**THE TASK**
Every line of the records below that has the word "greet" should be copied.
MATERIAL FOR THIS EXERCISE Block Start
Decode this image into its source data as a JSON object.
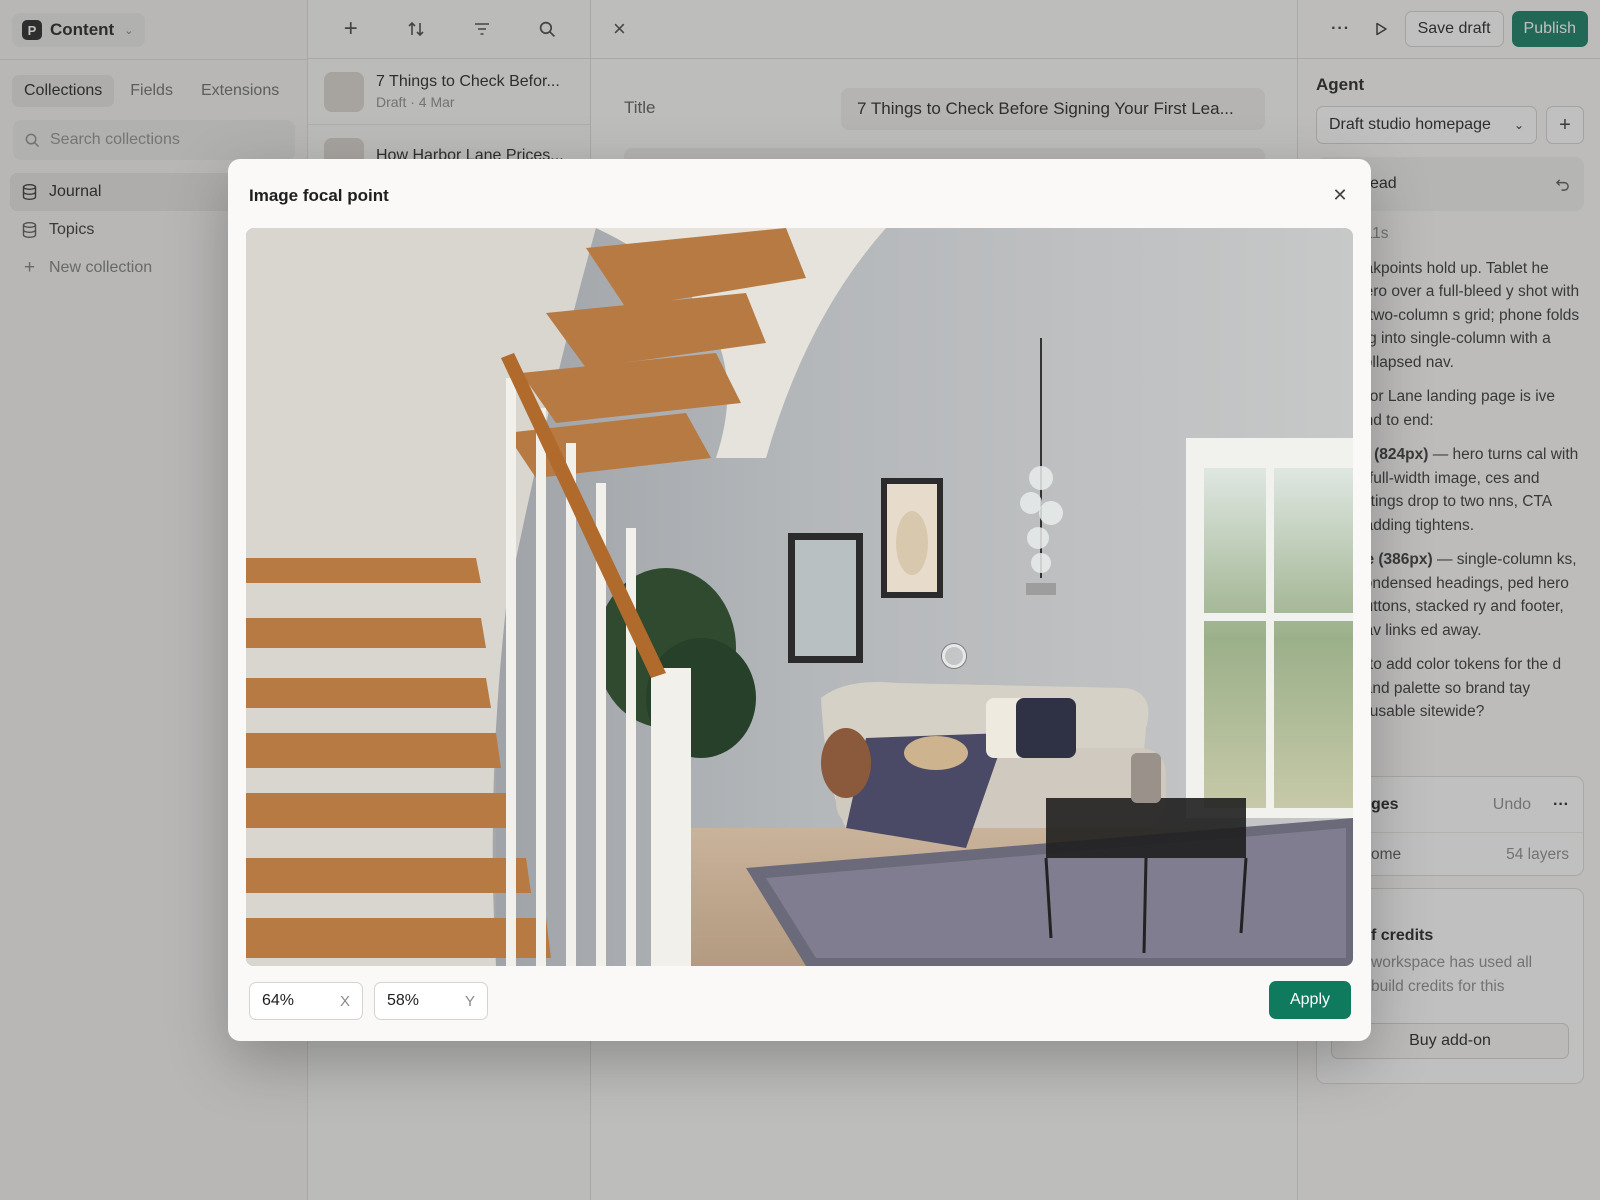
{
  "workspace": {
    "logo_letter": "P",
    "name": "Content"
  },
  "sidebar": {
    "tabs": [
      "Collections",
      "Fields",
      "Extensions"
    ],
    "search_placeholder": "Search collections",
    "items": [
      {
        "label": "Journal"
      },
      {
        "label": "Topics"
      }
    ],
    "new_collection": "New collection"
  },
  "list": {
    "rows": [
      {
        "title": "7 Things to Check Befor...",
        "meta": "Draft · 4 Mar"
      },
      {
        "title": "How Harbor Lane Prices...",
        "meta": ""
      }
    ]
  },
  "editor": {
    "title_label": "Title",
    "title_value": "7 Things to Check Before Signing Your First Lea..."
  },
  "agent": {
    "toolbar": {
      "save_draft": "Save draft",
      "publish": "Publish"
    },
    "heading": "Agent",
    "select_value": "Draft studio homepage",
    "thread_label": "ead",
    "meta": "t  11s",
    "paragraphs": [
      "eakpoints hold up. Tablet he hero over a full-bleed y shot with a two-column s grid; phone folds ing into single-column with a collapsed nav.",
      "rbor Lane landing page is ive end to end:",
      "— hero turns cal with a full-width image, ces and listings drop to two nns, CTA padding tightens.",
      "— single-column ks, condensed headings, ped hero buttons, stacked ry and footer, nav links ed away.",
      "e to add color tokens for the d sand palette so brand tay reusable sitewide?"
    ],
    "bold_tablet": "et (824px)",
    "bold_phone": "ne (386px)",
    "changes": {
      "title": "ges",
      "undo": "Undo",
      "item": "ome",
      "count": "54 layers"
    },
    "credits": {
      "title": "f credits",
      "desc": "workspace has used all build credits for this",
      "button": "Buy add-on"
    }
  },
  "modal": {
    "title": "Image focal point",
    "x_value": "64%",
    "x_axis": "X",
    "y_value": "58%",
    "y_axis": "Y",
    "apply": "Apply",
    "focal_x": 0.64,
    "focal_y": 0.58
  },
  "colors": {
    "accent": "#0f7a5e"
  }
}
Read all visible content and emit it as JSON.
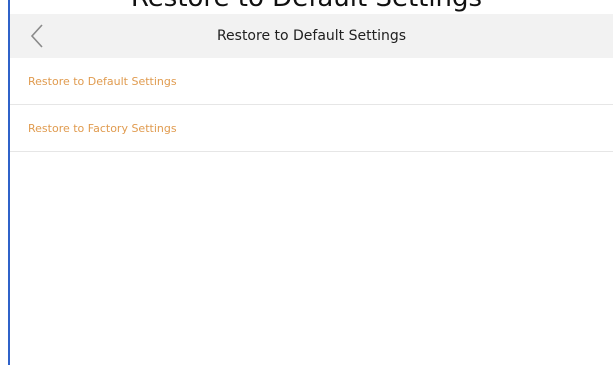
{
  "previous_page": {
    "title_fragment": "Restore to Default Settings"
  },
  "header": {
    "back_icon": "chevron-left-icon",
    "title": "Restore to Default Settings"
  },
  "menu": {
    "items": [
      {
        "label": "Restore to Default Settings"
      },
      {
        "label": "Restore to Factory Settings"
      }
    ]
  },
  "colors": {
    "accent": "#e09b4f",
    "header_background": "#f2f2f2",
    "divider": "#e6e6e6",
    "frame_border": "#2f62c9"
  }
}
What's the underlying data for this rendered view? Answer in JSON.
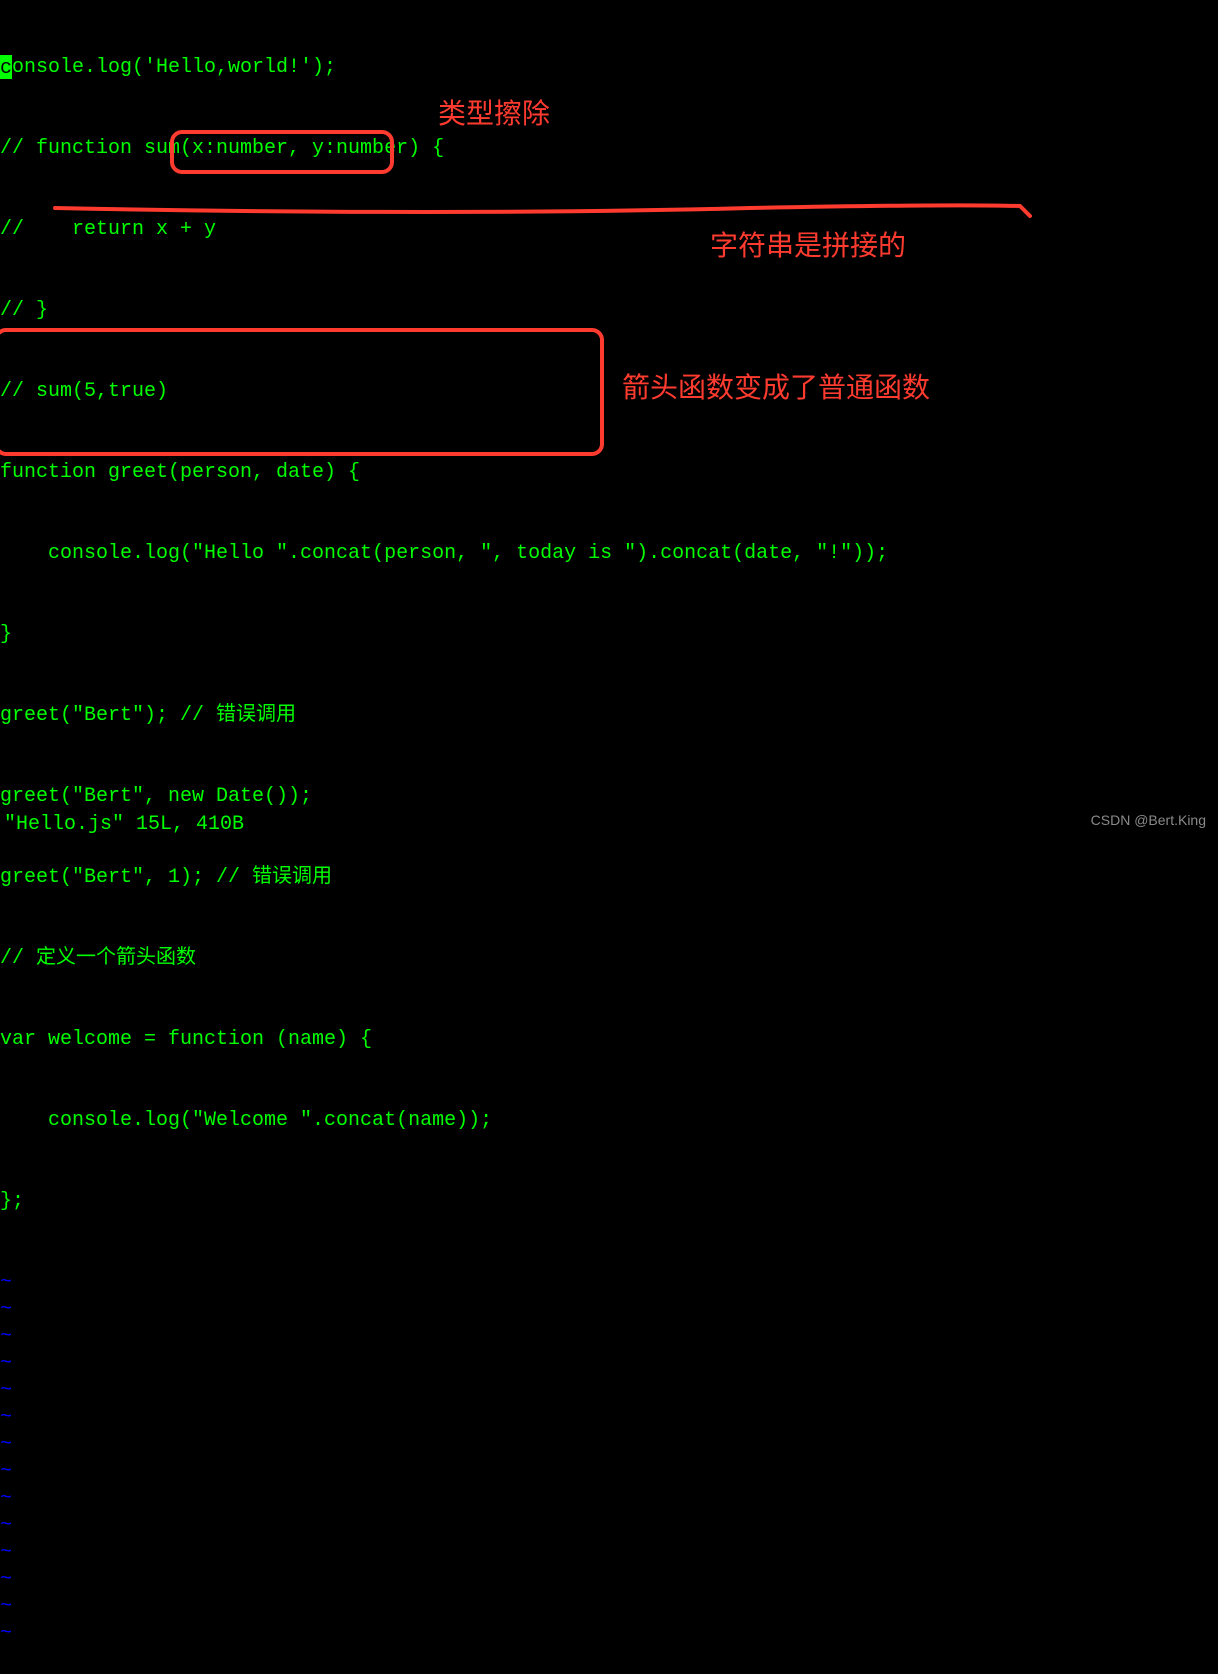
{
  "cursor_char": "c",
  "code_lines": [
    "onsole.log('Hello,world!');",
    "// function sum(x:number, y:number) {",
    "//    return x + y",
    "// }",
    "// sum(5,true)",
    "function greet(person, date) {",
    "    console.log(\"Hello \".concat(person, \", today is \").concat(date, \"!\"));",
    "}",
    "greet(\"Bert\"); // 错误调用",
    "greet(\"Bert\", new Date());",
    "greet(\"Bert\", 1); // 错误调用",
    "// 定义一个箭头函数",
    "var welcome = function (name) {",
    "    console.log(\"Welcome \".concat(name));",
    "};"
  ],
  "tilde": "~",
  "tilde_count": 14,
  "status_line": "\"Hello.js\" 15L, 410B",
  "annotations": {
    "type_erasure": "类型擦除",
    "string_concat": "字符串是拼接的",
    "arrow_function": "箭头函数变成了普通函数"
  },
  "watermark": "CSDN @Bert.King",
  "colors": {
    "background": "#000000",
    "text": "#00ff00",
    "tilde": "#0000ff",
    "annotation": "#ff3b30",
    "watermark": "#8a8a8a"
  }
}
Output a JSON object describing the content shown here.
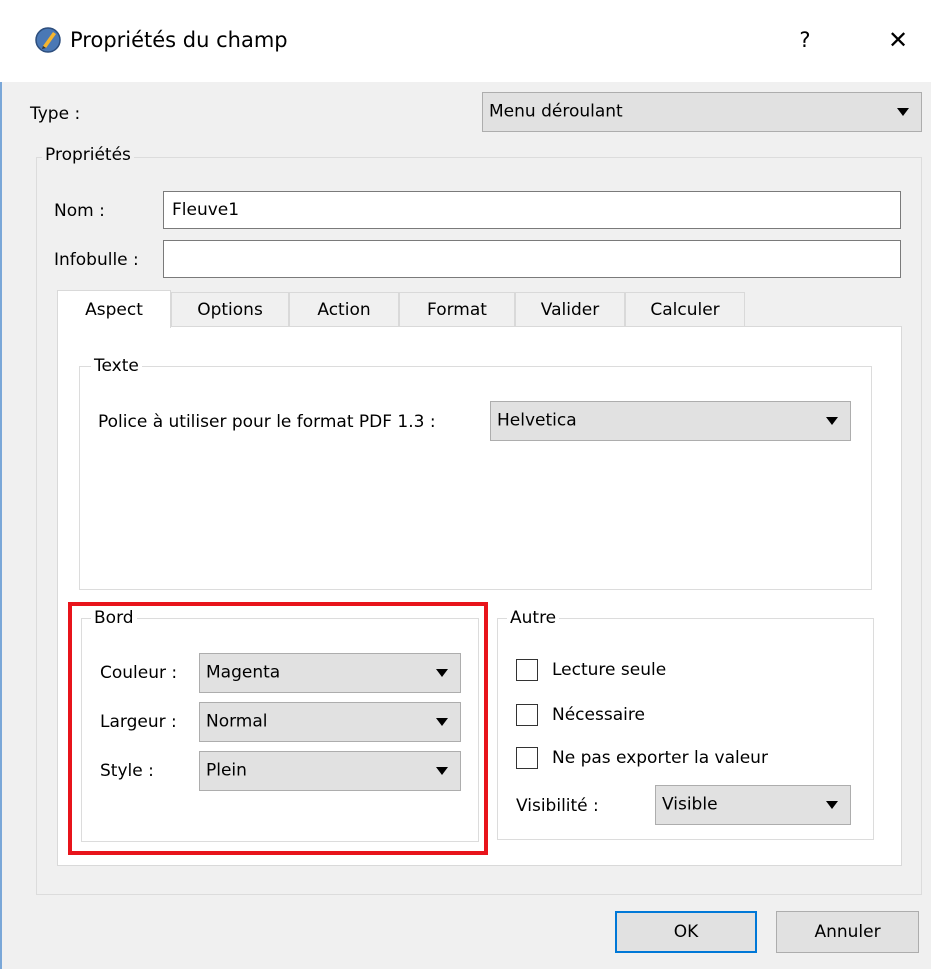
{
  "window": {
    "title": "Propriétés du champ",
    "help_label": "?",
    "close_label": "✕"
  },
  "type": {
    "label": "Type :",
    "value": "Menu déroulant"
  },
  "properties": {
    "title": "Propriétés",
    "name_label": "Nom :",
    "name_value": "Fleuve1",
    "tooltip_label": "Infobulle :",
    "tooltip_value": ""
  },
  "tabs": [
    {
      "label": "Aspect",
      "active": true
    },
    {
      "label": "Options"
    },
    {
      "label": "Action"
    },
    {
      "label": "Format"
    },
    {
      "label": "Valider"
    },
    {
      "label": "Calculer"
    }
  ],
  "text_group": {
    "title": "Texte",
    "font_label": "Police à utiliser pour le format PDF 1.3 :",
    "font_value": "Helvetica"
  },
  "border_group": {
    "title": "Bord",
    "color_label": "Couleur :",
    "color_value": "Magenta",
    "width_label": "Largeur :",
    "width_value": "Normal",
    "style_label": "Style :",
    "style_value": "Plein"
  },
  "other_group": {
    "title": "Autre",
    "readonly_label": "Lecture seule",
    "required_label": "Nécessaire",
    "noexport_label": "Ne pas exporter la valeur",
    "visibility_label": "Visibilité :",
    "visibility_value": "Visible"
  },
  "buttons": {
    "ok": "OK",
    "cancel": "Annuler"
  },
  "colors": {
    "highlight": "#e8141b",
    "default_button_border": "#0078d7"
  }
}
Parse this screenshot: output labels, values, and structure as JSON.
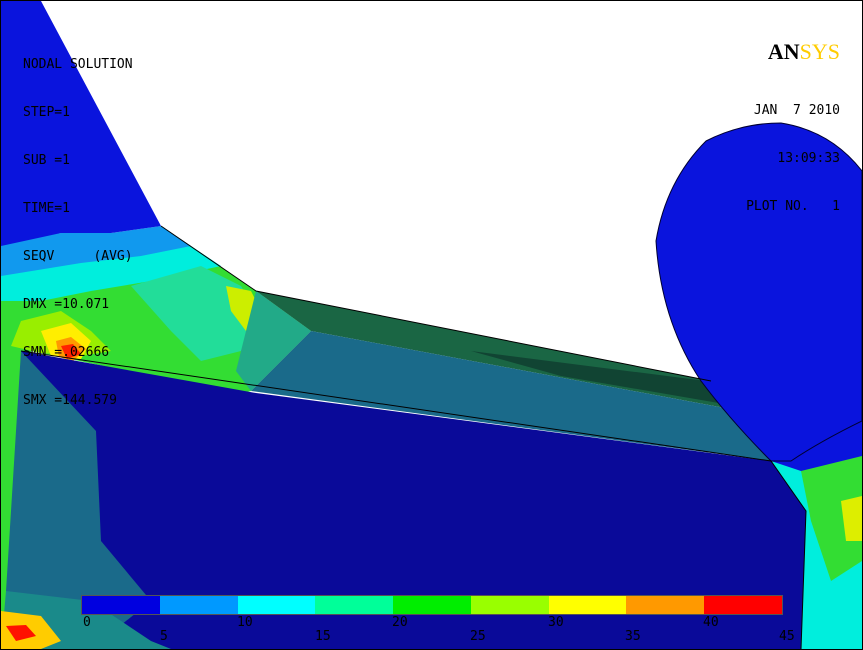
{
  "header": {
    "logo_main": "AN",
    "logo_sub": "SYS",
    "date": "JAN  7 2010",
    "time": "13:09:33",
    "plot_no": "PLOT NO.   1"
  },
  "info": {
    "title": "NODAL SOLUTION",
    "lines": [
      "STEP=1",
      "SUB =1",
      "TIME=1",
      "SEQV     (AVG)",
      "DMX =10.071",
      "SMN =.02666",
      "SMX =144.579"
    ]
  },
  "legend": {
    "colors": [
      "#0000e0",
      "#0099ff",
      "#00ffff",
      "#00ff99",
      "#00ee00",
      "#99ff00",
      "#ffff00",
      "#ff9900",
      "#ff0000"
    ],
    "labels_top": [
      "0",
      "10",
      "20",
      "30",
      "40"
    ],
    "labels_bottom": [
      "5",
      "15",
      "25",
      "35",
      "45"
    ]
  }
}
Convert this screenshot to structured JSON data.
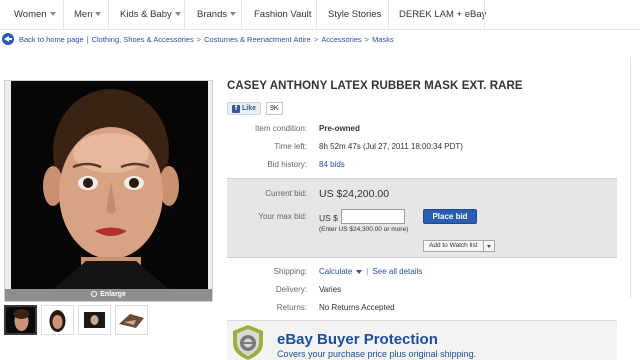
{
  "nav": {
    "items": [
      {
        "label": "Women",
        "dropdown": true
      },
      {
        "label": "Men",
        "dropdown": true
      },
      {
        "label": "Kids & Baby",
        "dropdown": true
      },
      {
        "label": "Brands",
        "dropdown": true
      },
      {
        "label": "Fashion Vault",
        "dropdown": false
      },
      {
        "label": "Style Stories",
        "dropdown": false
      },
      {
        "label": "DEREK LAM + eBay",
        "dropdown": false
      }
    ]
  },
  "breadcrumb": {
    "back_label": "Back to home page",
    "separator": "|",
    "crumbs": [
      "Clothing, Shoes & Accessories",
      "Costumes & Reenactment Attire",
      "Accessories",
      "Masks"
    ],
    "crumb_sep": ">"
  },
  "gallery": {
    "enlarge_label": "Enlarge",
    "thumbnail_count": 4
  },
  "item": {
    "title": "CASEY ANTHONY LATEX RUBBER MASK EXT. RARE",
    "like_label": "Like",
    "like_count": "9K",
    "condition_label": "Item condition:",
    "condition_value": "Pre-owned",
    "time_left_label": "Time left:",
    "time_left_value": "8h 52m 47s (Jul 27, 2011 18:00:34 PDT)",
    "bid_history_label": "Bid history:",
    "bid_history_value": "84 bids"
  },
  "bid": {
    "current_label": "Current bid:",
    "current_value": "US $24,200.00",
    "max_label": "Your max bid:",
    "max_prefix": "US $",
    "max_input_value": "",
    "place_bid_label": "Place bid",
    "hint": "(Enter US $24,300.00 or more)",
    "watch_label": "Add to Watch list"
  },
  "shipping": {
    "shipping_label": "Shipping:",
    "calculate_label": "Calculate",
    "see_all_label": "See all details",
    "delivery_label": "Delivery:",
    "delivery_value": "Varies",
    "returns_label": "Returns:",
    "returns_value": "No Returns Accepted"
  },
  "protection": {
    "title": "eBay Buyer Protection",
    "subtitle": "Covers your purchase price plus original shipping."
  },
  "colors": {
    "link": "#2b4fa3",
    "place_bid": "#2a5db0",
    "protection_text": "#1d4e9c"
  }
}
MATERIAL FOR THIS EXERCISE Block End
**REPLY TO THE EXERCISE**
    "function greet(person, date) {",
    "greet(\"Bert\"); // 错误调用",
    "greet(\"Bert\", new Date());",
    "greet(\"Bert\", 1); // 错误调用",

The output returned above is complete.